Samurai-Archives

Battle of Anegawa

From SamuraiWiki
Jump to: navigation, search


Anekawanokassen.jpg

This battle, fought in the shallow waters of the Ane River, came about after Oda Nobunaga and Tokugawa Ieyasu threatened Odani castle, the home of Asai Nagamasa. Earlier that same year, Nobunaga, the master of Kyoto since 1568, had felt compelled to march against Asakura Yoshikage of Echizen province. The Asai, long-time allies of the Asakura, broke their alliance with the Oda and threatened the Oda army from the rear. A skillful retreat minimized the immediate danger brought about by this surprise development and soon Nobunaga was ready to punish Nagamasa for his treachery. The Oda and their Tokugawa allies marched on Odani castle, prompting Nagamasa to send for help from Echizen. Asakura Yoshikage sent an army to support him and the combined force marched out to confront Nobunaga in the field. Nobunaga reacted by placing a screen around an Asai fort he had been reducing (Yokoyama) and advancing to the southern bank of the Anegawa. The following morning the battle began, with the Oda and Asai clashing on the right while Tokugawa and Asakura grappled to the left. To the right Nagamasa's men fought very well and the situation there was soon in doubt for the Oda. Meanwhile, the Tokugawa men were handling the Asakura roughly and once he felt in a position to do so, Ieyasu sent his men against the flank of the Asai forces. The hard-fighting Asai had no choice but to rereat and the day ended in Nobunaga's favor. Some 1,000 Asai and Asakura men had been killed, as well as a number of commanders (some documents state as many as 9,000 were killed). At the same time, Odani was for the time being saved, as Nobunaga withdrew his weary army from the area soon afterwards. A few months later the Asai and Asakura retaliated by defeating an Oda army near Otsu, an action that saw the deaths of Mori Yoshinari and Oda Nobuharu (one of Nobunaga's younger brothers).

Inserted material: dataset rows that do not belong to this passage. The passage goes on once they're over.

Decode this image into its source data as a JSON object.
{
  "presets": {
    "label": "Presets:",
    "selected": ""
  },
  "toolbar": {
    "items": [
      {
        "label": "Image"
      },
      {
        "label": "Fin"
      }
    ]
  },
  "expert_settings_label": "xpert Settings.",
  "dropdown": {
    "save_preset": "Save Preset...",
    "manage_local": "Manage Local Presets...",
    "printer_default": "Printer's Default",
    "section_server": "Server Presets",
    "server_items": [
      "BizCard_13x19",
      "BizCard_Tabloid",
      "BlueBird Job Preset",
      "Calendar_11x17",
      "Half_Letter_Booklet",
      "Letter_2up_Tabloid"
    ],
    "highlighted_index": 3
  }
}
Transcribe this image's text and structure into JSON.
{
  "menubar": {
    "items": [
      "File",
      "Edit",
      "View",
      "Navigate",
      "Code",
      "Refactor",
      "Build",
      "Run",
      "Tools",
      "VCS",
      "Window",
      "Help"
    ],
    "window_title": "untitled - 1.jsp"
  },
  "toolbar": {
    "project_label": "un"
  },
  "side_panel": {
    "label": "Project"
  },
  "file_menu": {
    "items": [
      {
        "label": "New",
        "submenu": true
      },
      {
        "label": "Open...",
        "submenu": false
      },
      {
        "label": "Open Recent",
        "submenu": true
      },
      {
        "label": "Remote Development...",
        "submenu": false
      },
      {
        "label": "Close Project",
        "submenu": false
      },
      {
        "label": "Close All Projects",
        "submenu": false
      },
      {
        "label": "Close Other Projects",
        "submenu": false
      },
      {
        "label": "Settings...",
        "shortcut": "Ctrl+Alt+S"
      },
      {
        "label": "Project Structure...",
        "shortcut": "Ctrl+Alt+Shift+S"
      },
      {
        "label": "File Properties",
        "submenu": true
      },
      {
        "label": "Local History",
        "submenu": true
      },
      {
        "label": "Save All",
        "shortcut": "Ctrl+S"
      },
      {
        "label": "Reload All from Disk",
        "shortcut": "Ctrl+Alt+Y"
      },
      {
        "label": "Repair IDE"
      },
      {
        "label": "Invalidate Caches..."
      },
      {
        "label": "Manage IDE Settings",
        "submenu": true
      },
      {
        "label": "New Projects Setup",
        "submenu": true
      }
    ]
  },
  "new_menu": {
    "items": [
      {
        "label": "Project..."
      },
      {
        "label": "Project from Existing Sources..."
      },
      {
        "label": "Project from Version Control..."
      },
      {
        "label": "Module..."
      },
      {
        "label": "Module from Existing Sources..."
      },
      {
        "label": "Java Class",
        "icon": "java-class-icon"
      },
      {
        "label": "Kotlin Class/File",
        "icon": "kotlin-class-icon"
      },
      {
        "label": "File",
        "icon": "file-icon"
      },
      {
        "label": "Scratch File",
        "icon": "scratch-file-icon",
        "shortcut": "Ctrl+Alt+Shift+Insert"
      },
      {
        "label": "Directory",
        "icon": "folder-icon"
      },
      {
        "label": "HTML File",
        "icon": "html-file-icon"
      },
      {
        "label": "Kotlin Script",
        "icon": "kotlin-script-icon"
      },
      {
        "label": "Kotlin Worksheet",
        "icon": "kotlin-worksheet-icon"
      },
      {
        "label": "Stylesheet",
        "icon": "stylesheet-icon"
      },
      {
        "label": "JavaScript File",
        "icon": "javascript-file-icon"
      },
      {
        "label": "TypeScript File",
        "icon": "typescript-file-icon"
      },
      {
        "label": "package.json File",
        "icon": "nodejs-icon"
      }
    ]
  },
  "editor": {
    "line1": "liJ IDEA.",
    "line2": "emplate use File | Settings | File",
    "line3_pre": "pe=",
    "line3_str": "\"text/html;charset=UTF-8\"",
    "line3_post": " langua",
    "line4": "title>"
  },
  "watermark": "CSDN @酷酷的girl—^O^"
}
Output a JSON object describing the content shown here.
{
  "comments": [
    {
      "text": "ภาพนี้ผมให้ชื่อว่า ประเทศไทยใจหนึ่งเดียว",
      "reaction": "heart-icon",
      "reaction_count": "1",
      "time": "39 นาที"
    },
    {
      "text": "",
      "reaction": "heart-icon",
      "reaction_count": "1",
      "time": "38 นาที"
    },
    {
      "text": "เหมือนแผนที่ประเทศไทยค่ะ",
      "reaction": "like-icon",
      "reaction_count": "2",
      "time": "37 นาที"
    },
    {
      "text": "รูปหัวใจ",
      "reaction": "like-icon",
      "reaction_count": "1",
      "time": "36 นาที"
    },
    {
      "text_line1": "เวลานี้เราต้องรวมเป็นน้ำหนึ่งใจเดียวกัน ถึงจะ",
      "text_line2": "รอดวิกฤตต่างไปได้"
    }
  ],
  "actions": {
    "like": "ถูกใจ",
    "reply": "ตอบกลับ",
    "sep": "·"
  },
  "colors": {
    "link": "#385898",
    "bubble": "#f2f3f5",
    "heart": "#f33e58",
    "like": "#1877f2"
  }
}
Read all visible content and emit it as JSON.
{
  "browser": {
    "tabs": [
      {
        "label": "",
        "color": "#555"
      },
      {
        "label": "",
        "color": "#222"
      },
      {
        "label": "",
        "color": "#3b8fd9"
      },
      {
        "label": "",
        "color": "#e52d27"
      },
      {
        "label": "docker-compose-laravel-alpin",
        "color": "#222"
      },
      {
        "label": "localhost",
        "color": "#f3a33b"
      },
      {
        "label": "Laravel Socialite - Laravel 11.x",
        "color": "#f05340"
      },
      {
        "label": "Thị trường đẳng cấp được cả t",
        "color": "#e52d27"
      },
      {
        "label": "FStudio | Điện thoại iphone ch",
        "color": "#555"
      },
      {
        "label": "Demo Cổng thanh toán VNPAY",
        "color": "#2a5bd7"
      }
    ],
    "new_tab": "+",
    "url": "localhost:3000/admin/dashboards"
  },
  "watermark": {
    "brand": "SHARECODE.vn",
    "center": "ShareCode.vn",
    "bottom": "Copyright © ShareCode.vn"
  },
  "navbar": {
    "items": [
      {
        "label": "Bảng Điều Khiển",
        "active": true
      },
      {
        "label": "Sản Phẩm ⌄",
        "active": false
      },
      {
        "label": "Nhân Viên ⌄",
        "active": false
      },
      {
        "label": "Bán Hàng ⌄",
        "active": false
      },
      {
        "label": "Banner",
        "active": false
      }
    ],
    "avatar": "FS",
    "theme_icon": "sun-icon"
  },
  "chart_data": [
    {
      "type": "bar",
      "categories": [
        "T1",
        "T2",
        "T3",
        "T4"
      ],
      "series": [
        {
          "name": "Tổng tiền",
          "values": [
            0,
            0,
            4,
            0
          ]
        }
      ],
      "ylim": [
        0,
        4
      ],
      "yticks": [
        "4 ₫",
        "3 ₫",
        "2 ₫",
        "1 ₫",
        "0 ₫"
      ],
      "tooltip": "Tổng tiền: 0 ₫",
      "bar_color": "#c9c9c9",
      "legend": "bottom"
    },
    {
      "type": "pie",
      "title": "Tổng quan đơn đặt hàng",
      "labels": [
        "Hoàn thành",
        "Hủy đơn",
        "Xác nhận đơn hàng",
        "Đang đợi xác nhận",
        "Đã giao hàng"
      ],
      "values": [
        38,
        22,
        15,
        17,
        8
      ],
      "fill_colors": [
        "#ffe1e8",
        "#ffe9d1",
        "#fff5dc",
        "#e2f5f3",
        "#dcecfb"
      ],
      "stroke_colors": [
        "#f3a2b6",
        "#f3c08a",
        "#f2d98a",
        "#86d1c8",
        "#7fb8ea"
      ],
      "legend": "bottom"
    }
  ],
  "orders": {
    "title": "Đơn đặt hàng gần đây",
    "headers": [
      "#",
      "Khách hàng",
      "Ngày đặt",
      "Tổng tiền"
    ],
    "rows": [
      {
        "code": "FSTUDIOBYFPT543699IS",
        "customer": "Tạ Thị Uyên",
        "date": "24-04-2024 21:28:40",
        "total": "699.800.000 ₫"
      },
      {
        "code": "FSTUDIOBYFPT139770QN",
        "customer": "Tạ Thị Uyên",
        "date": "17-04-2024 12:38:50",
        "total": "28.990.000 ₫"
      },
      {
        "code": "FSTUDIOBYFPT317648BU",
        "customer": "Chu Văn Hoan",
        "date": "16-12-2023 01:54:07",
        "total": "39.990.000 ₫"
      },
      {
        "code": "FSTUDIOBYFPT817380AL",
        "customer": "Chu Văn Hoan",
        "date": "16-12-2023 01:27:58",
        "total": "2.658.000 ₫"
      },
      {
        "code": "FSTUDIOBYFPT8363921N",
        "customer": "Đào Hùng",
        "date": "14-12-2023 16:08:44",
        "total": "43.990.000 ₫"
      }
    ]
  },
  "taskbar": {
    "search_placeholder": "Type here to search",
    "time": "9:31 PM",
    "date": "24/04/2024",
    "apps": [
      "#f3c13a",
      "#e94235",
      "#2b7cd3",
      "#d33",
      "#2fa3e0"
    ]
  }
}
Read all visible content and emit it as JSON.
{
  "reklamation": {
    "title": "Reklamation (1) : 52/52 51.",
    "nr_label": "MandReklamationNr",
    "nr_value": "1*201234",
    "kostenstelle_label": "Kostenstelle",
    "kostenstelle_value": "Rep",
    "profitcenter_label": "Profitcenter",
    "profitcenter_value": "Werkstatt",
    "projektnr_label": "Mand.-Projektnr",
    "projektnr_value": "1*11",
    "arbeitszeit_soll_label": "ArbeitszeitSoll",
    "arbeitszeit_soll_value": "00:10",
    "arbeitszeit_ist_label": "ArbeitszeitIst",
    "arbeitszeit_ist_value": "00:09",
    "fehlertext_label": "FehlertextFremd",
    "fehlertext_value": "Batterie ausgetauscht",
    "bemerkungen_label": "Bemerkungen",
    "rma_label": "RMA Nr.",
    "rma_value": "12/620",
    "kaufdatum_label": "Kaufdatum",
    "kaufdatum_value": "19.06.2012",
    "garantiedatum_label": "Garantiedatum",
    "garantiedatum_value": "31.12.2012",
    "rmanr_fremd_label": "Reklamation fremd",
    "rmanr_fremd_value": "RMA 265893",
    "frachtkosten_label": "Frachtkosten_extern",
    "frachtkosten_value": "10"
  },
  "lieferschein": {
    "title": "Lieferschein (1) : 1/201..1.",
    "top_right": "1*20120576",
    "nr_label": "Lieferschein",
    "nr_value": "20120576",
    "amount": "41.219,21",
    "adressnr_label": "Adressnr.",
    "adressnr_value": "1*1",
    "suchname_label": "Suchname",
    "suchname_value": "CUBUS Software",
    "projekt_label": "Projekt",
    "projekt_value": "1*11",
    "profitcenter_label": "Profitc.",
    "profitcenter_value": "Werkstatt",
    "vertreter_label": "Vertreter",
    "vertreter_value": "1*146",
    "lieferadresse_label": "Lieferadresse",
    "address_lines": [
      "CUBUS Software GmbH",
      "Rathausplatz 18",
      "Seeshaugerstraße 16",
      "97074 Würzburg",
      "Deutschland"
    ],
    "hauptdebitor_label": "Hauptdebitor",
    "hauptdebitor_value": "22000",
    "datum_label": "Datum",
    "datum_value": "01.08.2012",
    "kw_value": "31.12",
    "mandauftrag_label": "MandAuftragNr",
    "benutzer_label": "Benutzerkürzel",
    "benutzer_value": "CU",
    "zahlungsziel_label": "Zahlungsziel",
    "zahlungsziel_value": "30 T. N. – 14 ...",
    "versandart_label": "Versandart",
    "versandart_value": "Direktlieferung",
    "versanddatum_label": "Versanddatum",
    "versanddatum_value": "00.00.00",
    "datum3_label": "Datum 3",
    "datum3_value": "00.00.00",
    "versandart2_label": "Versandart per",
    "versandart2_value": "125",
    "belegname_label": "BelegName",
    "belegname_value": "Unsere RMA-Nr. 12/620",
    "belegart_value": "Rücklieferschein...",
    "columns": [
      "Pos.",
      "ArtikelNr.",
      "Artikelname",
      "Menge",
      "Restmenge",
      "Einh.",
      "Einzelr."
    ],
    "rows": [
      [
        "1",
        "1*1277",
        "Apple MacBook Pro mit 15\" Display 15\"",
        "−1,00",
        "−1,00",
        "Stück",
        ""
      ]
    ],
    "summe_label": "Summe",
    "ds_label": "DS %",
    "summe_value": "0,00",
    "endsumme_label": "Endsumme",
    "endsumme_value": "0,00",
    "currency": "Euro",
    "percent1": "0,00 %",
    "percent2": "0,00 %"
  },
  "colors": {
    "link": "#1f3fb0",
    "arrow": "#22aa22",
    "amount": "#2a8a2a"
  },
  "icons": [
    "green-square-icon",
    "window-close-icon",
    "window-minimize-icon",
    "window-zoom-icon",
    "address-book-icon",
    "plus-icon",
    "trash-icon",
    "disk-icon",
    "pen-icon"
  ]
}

References

  • Initial text from Samurai-Archives.com FWSeal & CEWest, 2005
  • Shinchokoki
  • Taniguchi, Katsuhiro. Oda Nobunaga Kassen Zenroku, Chou Koron Shinsha, Japan, 2002.
Personal tools